Foundation building is neither picturesque nor especially interesting, but it is indispensable. However fair the structure is to be, one must first lay the rough-hewn stones upon which it is to rest. It would be much pleasanter in this sketch to display at once the minarets and towers, and stained-glass windows; but that can only be done when one's castle is in Spain.
Would we comprehend the Germany of to-day, we must hold firmly in our minds an epitome of what it has been, and see vividly the devious path of its development through the ages.
The German nation is of ancient lineage, and indeed belongs to the royal line of human descent, the Aryan; its ancestral roots running back until lost in the heart of Asia, in the mists of antiquity.
The home of the Aryan race is shrouded in mystery, as are the impelling causes which sent those successive tides of humanity into Europe. But we know with certainty that when the last great wave spread over Eastern Europe, or Russia, about one thousand years before Christ, the submergence of that continent was complete.
Before the coming of the Aryan, the Rhine flowed as now; the Alps pierced the sky with their glistening peaks as they do to-day; the Danube, the Rhône, hurried on, as now, toward the sea. Was it all a beautiful, unpeopled solitude waiting in silence for the richly endowed Asiatic to come and possess it? Far from it. It was teeming with humanity—if, indeed, we may call such the race which modern research and discovery has revealed to us. It is only within the last thirty years that anything whatever has been known of prehistoric man; but now we are able to reconstruct him with probable accuracy. A creature, bestial in appearance and in life; dwelling in caves, which, however, a dawning sense of a higher humanity led him to decorate with carvings of birds and fishes; but, certain it is, the brain which inhabited that skull was incapable of performing the mental processes necessary to the simplest form of civilization; and life must have been to him simply a thing of fierce appetites and brutal instincts. Such was the being encountered by the Aryan, when he penetrated the mysterious land beyond the confines of Greece and Italy.

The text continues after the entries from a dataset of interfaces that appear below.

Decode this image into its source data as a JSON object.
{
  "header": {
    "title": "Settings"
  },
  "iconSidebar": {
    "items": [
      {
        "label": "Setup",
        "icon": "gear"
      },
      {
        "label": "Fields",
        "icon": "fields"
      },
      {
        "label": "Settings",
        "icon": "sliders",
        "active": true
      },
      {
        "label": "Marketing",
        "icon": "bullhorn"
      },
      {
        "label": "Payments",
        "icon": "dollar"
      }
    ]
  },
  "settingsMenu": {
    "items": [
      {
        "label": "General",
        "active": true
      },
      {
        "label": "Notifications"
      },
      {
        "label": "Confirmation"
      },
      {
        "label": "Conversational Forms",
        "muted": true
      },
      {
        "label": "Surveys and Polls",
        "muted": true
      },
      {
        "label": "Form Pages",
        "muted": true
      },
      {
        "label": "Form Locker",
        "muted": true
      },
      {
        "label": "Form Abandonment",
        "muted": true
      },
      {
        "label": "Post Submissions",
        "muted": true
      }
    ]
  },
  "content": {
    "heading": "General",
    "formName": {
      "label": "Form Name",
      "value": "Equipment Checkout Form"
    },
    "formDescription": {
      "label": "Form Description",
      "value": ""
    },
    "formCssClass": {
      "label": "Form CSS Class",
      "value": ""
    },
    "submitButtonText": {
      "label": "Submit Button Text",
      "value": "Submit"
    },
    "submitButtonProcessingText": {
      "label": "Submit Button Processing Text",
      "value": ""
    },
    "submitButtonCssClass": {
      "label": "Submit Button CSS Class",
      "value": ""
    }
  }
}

The extermination, and perhaps, to some extent, assimilation, of this terrible race must have required centuries of brutalizing conflict, and, it is easy to imagine, would have produced just such men as were the northern barbarians, who for five hundred years terrorized Europe: men insensible to fear, terrible, fierce, but with fine instincts for civilization—dormant Aryan germs, which quickly developed when brought into contact with a superior race.
The earliest Indo-European migration is supposed to have been into Greece and Italy, where was laid the basis for the civilization of the world. The second was probably into Western Europe and the British Isles; then, after many centuries, the central, and last, and at a time comparatively recent, into the Eastern portion of the continent....